Maltese Satire

André speaks to VAMP about his life in theatre and his experience in this original exciting project; REPUBBLIKA IMMAKULATA. Nominee, André Agius, is back on stage after nearly two years directing plays. 

Photos by Andrew Rizzo

How does it feel being back on stage?

Surreal. In my last performance, my sense of enthusiasm wasn’t as present as other instances.  So I ventured into other facets of theatre, fully knowing I would rekindle that enthusiasm, should the right opportunity present itself. Dù’s new project did just that.


Andrè Agius / Andrè Agius as Anon 

Repubblika Immakulata cast: (top) Mark Mifsud, Andrè Mangion, (middle) Kristjana Casha, Ryan Cutajar, Pierre Stafrace, (bottom) Andrè Agius

How does it feel being directed by Simone whom you’ve previously directed in Skylight?

I have always been an admirer of her work. I grew up during a time were Dù were performing quite regularly. We’ve seen each other in different roles – she even was my lecturer at one point – but over the past year we’ve become frequent collaborators. I feel our mutual trust towards each other’s creative ideas makes stepping into the rehearsal room easy. That said, given Simone’s further experience, she creatively keeps you on your toes, which is a great position to be in.

Why work with Dù Theatre?

I have always admired Dù for their difference and indifference. Difference in how they confront a medium, a style or a topic. Indifference in following the crowd and the movement, and ‘dù-ing’ what they do best: telling stories creatively. Stories that strike a balance between entertaining, stimulating, and also challenging. Simone’s newly penned script does just that.


Describe Repubblika Immakulata.

Fast-Paced. Topical. Reflective. Touching. Urgent.

Describe your character ‘Anon’.

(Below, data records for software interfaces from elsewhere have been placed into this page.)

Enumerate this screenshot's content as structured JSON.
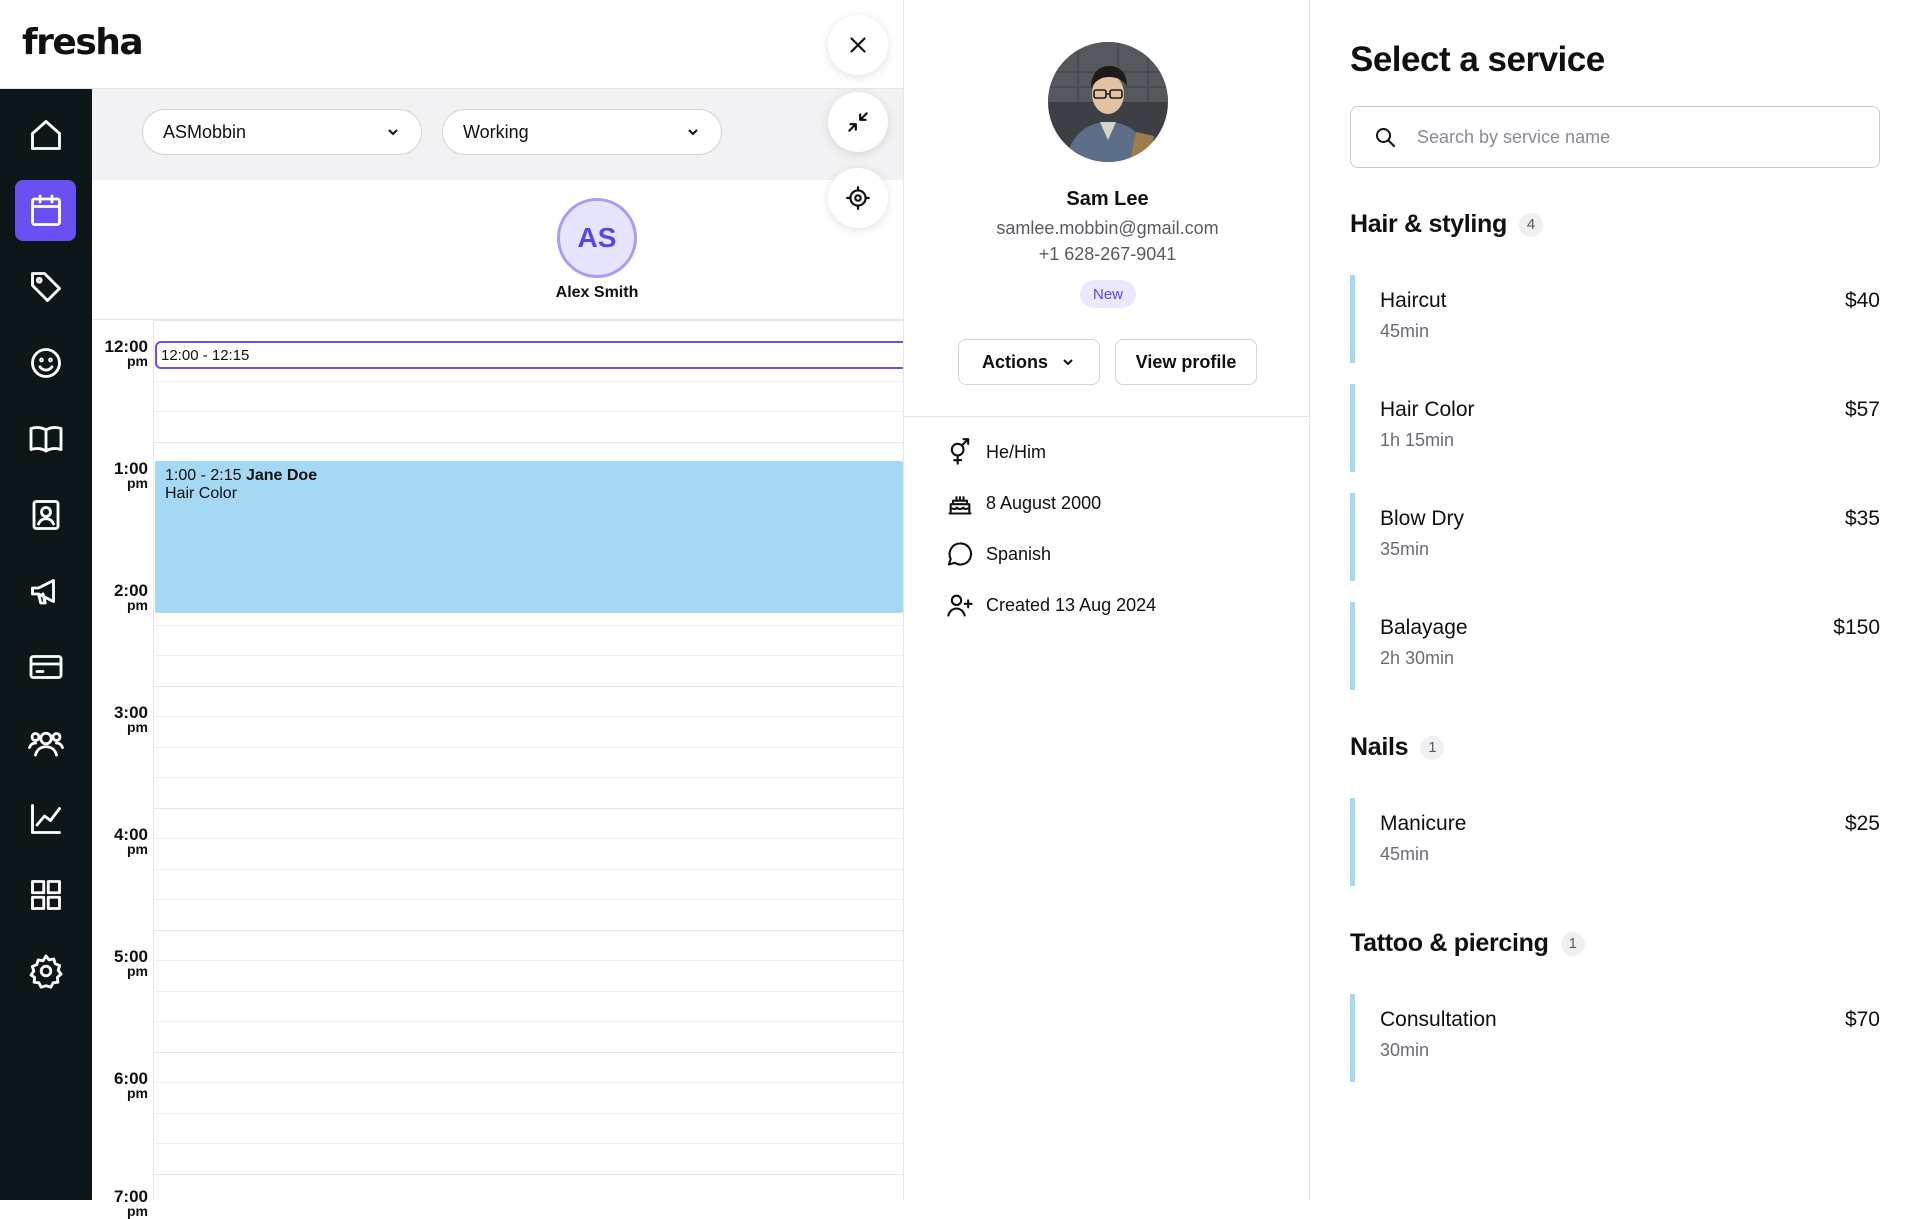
{
  "app": {
    "logo": "fresha"
  },
  "sidebar": {
    "items": [
      {
        "name": "home",
        "icon": "home-icon"
      },
      {
        "name": "calendar",
        "icon": "calendar-icon",
        "active": true
      },
      {
        "name": "sales",
        "icon": "tag-icon"
      },
      {
        "name": "clients",
        "icon": "smiley-icon"
      },
      {
        "name": "catalog",
        "icon": "book-icon"
      },
      {
        "name": "team",
        "icon": "contact-card-icon"
      },
      {
        "name": "marketing",
        "icon": "megaphone-icon"
      },
      {
        "name": "payments",
        "icon": "card-icon"
      },
      {
        "name": "team-members",
        "icon": "people-icon"
      },
      {
        "name": "reports",
        "icon": "chart-icon"
      },
      {
        "name": "addons",
        "icon": "grid-icon"
      },
      {
        "name": "settings",
        "icon": "gear-icon"
      }
    ],
    "accent": "#6950f3"
  },
  "calendar": {
    "location_dropdown": "ASMobbin",
    "status_dropdown": "Working",
    "staff": {
      "initials": "AS",
      "name": "Alex Smith"
    },
    "hours": [
      {
        "h": "12:00",
        "m": "pm"
      },
      {
        "h": "1:00",
        "m": "pm"
      },
      {
        "h": "2:00",
        "m": "pm"
      },
      {
        "h": "3:00",
        "m": "pm"
      },
      {
        "h": "4:00",
        "m": "pm"
      },
      {
        "h": "5:00",
        "m": "pm"
      },
      {
        "h": "6:00",
        "m": "pm"
      },
      {
        "h": "7:00",
        "m": "pm"
      }
    ],
    "selected_slot": "12:00 - 12:15",
    "appointment": {
      "time": "1:00 - 2:15",
      "client": "Jane Doe",
      "service": "Hair Color",
      "color": "#a5d8f3"
    }
  },
  "client": {
    "name": "Sam Lee",
    "email": "samlee.mobbin@gmail.com",
    "phone": "+1 628-267-9041",
    "badge": "New",
    "actions_label": "Actions",
    "view_profile_label": "View profile",
    "pronouns": "He/Him",
    "birthday": "8 August 2000",
    "language": "Spanish",
    "created": "Created 13 Aug 2024"
  },
  "services": {
    "title": "Select a service",
    "search_placeholder": "Search by service name",
    "categories": [
      {
        "name": "Hair & styling",
        "count": "4",
        "items": [
          {
            "name": "Haircut",
            "duration": "45min",
            "price": "$40"
          },
          {
            "name": "Hair Color",
            "duration": "1h 15min",
            "price": "$57"
          },
          {
            "name": "Blow Dry",
            "duration": "35min",
            "price": "$35"
          },
          {
            "name": "Balayage",
            "duration": "2h 30min",
            "price": "$150"
          }
        ]
      },
      {
        "name": "Nails",
        "count": "1",
        "items": [
          {
            "name": "Manicure",
            "duration": "45min",
            "price": "$25"
          }
        ]
      },
      {
        "name": "Tattoo & piercing",
        "count": "1",
        "items": [
          {
            "name": "Consultation",
            "duration": "30min",
            "price": "$70"
          }
        ]
      }
    ]
  }
}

Is there another character in Repubblika Immakulata you would like to play?

I’m pretty fond of ‘Anon’, so I don’t think I’d be willing to part with him so easily. The character also allows me to step into the shoes of other characters within the course of the play, which challenges me as an actor. So I do get to play other characters – but you’d have to come watch it to see how.

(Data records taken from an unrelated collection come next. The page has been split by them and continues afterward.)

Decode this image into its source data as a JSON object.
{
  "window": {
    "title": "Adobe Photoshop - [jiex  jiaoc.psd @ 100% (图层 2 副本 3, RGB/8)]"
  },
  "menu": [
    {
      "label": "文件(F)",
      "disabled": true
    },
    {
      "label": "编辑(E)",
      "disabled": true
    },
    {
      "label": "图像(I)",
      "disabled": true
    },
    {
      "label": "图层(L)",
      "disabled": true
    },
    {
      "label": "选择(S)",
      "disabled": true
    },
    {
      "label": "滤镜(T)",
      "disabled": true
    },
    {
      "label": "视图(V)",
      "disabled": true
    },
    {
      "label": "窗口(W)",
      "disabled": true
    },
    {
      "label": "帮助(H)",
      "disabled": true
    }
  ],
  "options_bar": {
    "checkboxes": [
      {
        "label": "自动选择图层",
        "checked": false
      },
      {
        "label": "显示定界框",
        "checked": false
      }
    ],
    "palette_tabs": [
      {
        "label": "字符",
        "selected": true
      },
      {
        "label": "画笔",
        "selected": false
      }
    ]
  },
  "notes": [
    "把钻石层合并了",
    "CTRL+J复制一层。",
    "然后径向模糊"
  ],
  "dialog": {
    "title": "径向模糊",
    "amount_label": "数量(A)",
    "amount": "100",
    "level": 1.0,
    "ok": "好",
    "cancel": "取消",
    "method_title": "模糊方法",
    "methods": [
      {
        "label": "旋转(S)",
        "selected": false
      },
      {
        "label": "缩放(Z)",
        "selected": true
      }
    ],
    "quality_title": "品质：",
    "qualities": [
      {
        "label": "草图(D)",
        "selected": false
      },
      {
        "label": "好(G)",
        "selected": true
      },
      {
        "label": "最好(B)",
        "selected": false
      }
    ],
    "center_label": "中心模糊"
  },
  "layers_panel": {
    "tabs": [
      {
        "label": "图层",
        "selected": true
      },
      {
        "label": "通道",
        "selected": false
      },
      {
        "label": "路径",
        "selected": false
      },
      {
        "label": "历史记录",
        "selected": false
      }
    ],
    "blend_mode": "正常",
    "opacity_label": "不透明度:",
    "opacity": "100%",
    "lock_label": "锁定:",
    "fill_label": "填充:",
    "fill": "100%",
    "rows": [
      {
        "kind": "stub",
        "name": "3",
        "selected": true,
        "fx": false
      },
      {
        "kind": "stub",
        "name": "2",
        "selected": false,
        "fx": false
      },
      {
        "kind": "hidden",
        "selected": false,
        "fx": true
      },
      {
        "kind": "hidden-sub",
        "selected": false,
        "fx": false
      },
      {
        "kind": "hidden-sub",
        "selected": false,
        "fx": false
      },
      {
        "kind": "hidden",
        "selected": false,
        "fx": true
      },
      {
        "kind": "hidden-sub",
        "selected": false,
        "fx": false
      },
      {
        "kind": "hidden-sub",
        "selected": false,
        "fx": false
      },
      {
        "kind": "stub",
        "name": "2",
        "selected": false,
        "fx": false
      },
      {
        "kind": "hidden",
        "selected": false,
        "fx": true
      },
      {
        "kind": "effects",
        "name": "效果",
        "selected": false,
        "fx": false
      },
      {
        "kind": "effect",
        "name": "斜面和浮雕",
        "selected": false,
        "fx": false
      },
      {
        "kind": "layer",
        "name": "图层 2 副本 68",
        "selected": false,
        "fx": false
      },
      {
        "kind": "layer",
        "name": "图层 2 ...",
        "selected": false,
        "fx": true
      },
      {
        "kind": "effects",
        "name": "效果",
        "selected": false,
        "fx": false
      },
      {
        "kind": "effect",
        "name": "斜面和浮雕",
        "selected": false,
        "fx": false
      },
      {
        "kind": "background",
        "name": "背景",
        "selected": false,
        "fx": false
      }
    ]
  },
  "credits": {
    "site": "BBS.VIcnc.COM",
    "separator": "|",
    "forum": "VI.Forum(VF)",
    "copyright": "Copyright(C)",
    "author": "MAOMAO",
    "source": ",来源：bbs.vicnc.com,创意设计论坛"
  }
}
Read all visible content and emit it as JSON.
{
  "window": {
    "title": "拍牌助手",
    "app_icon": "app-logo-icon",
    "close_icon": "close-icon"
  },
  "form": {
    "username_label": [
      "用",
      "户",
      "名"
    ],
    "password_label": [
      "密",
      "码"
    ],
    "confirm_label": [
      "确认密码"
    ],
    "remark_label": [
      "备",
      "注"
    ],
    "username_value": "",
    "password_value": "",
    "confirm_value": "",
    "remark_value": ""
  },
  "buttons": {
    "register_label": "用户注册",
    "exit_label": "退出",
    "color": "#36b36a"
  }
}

Why is this play important for Maltese theatre?

This play holds up a mirror to the audience and challenges it to observe, understand what it wants to understand, and eventually take away with it whatever it wants (or is ready) to take away.

Why should people watch Repubblika Immakulata?

It’s topical and hits home. It questions who we are as Maltese people and what it means. It examines what makes Maltese society tick and provides social commentary along the way. This is a gem of a play and its beauty lies within its subtleties, the unwritten lines between the lines. There’s also a great creative line up and finally it’s Dù’s return, and who would want to miss that?

Repubblika Immakulata, a Dù and Spazju Kreattiv co-production, is an original satirical comedy revolving round a general election, a wedding and a local feast happening on the same day, within the same family. You can watch it at Spazju Kreattiv, Valletta on 29


For more information and tickets visit:,